The science shows that medication assisted treatment, in combination with behavioral therapy, leads to better treatment outcomes and increases a patient’s chances of making a full recovery.

With all the evidence, why is it that only 1 in 5 people struggling with the disease of addiction receive any kind of specialized treatment?

The pace of change is abysmal, and the disparities in how doctors treat traditional physical diseases and diseases of the brain have been allowed to continue despite the requirements for equal treatment contained in the Mental Health Parity and Addiction Equity Act of 2008.

The way forward is less about bridging an ideological divide than it is about discarding old, inaccurate prejudices about addiction and mental health that are not based in science. To help challenge these misperceptions and bring attention to solutions, we have joined together as advisors for Advocates for Opioid Recovery.

The evidence about how addiction affects the brain proves that we must create a health care environment that increases the likelihood of success for those seeking treatment. That means removing the stigma around the disease of addiction and making treatment more available for everyone. The CARA bill is a strong step in that direction.

Our support for additional funding may surprise some of our colleagues, but this public health emergency requires immediate action. The Surgeon General’s addiction report issued last month cited a study that found every one dollar invested in brief primary care intervention saves more than $27. A dollar spent intervening at a hospital saves over $36, or $9 in an emergency department. Every dollar spent on substance use disorder treatment saves $4 in health care costs and $7 in criminal justice costs by preventing the cycle of recidivism that often accompanies addiction. All of the 30 medical interventions analyzed by the Washington State Institute for Public Policy mentioned in the report—short interventions, recovery medication, behavioral counseling—had a positive return on investment by preventing future health-care costs.

By funding CARA and passing the CURES Act, Congress can take swift action to turn the tide on America’s opioid crisis and save thousands of lives. The time is now.

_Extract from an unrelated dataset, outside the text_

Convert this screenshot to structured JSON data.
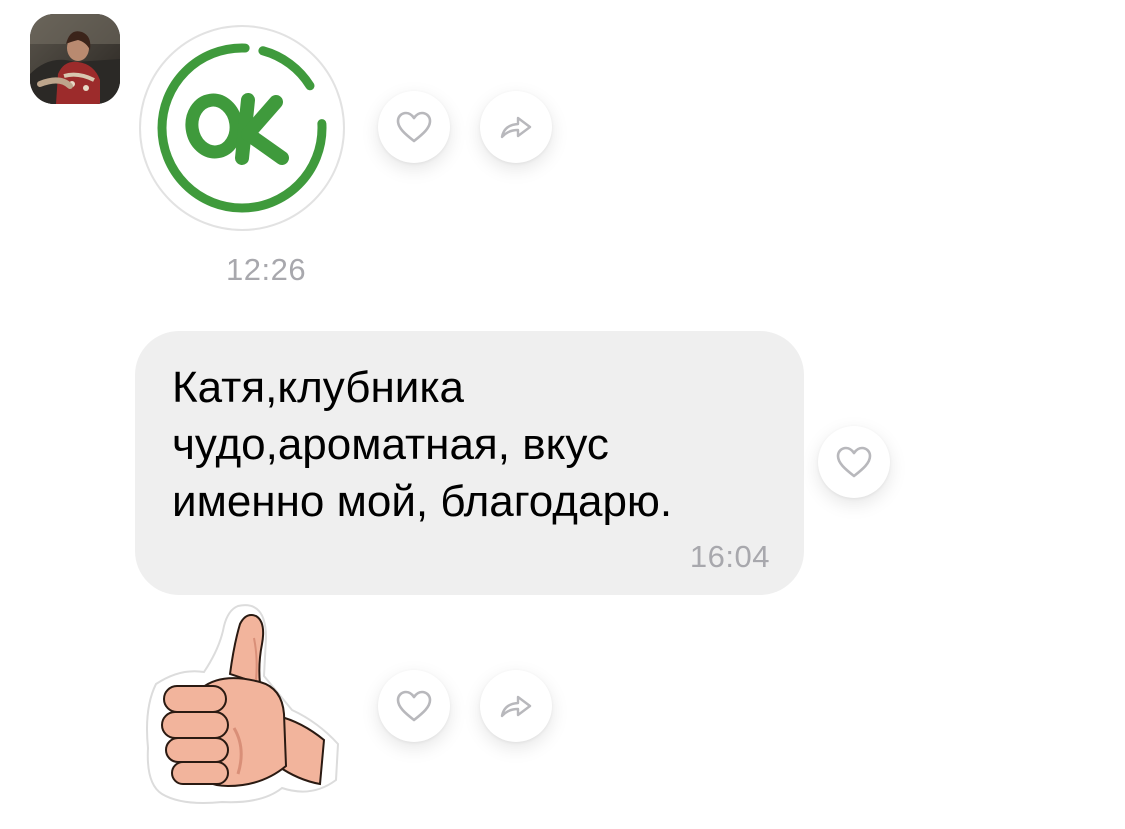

Mr. Gingrich is a former speaker of the House, Van Jones is a former Obama administration advisor and Mr. Kennedy is former congressman from Rhode Island. They are advisors to the nonprofit Advocates for Opioid Recovery.


The views expressed by authors are their own and not the views of The Hill.